Directed by: Oliver Assayas/2017
Personal Shopper is about a spiritual medium named Maureen (Kristen Stewart). She is an American in Paris and is called upon to ascertain if a house a French couple is considering buying is haunted with a spirit. But in this case, it’s not just a spirit, but rather the spirit of her brother. The house belonged to him and his fiancée Lara (Sigrid Bouaziz).
Maureen isn’t doing this for the couple, though helping them seems to be icing on the cake, but rather for herself and her late brother. He was also a medium and together they shared a heart condition that victimized him first, as he died of a heart attack. With death constantly around the corner for both, it seems to make sense they would be fascinated with the dead. And together they made a pact to contact the other when the first was to die.
The film feels confused, nothing really gels and the final scene feels like it was pulled from a college thesis film. But I’m still recommending it.
So why is this movie called Personal Shopper? That would be because there is a whole other element to the film where Maureen works for a rich, bourgeois and terrible woman who is too high-profile to possibly go shop for herself. Maureen, who seems to be everything opposite of this, including having a fetish for doing forbidden things, reluctantly does this job she considers horrible so she can focus on the spirits, specifically her brother
Olivier Assayas, who is re-teaming with Stewart, is a very good director and there are times in this film that you know you’re in the hands of a master. There is a good 10 minutes of this movies that is just a text message conversation. You have to have guts to confidently do that and know you won’t lose the audience. And he does it without losing them. But Personal Shopper cannot decide if it’s a character study (as the title hints at) or a straight horror movie. Instead, it pulls from whichever genre it wants when necessary and dismisses when not.
There is a scene in the aforementioned text conversation where Maureen text that she hates horror movies. She criticizes the weak and stupid ways women react in horror movies, thus foreshadowing something that happens later. This scene was baffling as I’m not sure if Assayas actually feels this way about horror and is trying to be above the genre. Because if that is the case, I’d say a bigger problem with some horror is contrived logic to create a conflict, like your brother dying of a heart condition but promised to speak to you from the other side. Or if he’s just being meta and funny. And in that case, I’d say Scream literally made the same joke 21 years ago.
The film feels confused, nothing really gels and the final scene feels like it was pulled from a college thesis film.
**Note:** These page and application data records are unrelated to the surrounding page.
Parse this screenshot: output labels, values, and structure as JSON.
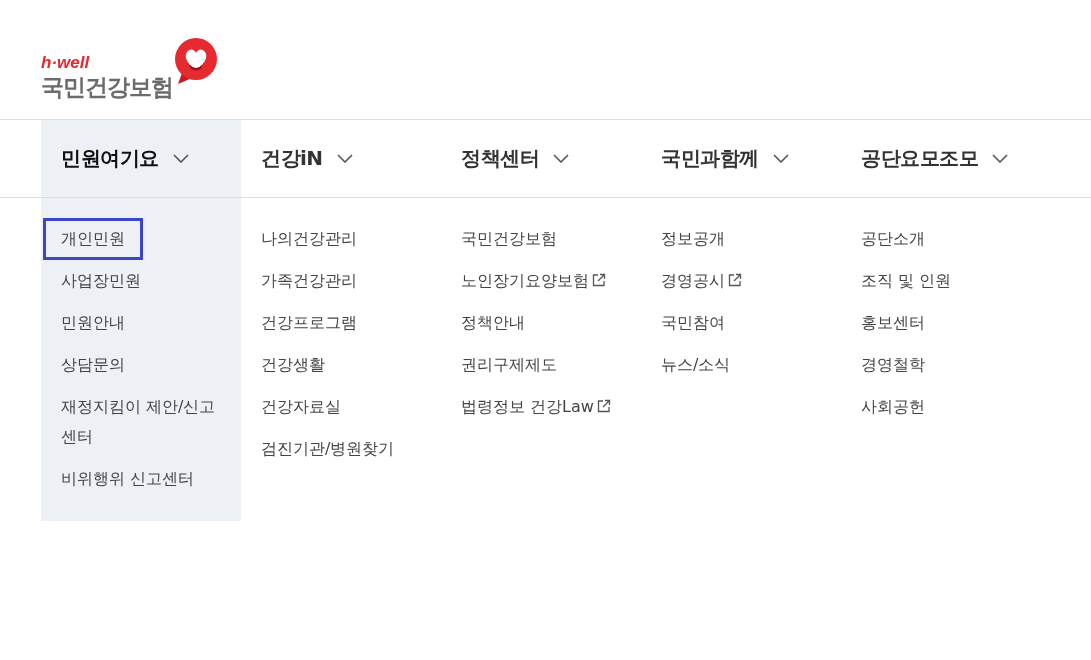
{
  "logo": {
    "tagline": "h·well",
    "name": "국민건강보험"
  },
  "menus": [
    {
      "label": "민원여기요",
      "selected": true,
      "items": [
        {
          "label": "개인민원",
          "focused": true,
          "external": false
        },
        {
          "label": "사업장민원",
          "focused": false,
          "external": false
        },
        {
          "label": "민원안내",
          "focused": false,
          "external": false
        },
        {
          "label": "상담문의",
          "focused": false,
          "external": false
        },
        {
          "label": "재정지킴이 제안/신고 센터",
          "focused": false,
          "external": false
        },
        {
          "label": "비위행위 신고센터",
          "focused": false,
          "external": false
        }
      ]
    },
    {
      "label": "건강iN",
      "selected": false,
      "items": [
        {
          "label": "나의건강관리",
          "focused": false,
          "external": false
        },
        {
          "label": "가족건강관리",
          "focused": false,
          "external": false
        },
        {
          "label": "건강프로그램",
          "focused": false,
          "external": false
        },
        {
          "label": "건강생활",
          "focused": false,
          "external": false
        },
        {
          "label": "건강자료실",
          "focused": false,
          "external": false
        },
        {
          "label": "검진기관/병원찾기",
          "focused": false,
          "external": false
        }
      ]
    },
    {
      "label": "정책센터",
      "selected": false,
      "items": [
        {
          "label": "국민건강보험",
          "focused": false,
          "external": false
        },
        {
          "label": "노인장기요양보험",
          "focused": false,
          "external": true
        },
        {
          "label": "정책안내",
          "focused": false,
          "external": false
        },
        {
          "label": "권리구제제도",
          "focused": false,
          "external": false
        },
        {
          "label": "법령정보 건강Law",
          "focused": false,
          "external": true
        }
      ]
    },
    {
      "label": "국민과함께",
      "selected": false,
      "items": [
        {
          "label": "정보공개",
          "focused": false,
          "external": false
        },
        {
          "label": "경영공시",
          "focused": false,
          "external": true
        },
        {
          "label": "국민참여",
          "focused": false,
          "external": false
        },
        {
          "label": "뉴스/소식",
          "focused": false,
          "external": false
        }
      ]
    },
    {
      "label": "공단요모조모",
      "selected": false,
      "items": [
        {
          "label": "공단소개",
          "focused": false,
          "external": false
        },
        {
          "label": "조직 및 인원",
          "focused": false,
          "external": false
        },
        {
          "label": "홍보센터",
          "focused": false,
          "external": false
        },
        {
          "label": "경영철학",
          "focused": false,
          "external": false
        },
        {
          "label": "사회공헌",
          "focused": false,
          "external": false
        }
      ]
    }
  ]
}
But I’m still recommending it. Based on the skillful directing, in spite of some of the writing, and for Kristen Stewart, who is just outstanding. I love the way she is morphing into her generation’s best actor, especially when viewers who are not privy to her independent work still just knock her for Twilight.
So with that, check out Personal Shopper when it’s convenient. But just be ready for a plot and set of ideas that are lost and floating between two entities, much like a spirit longing to be heard with no direction.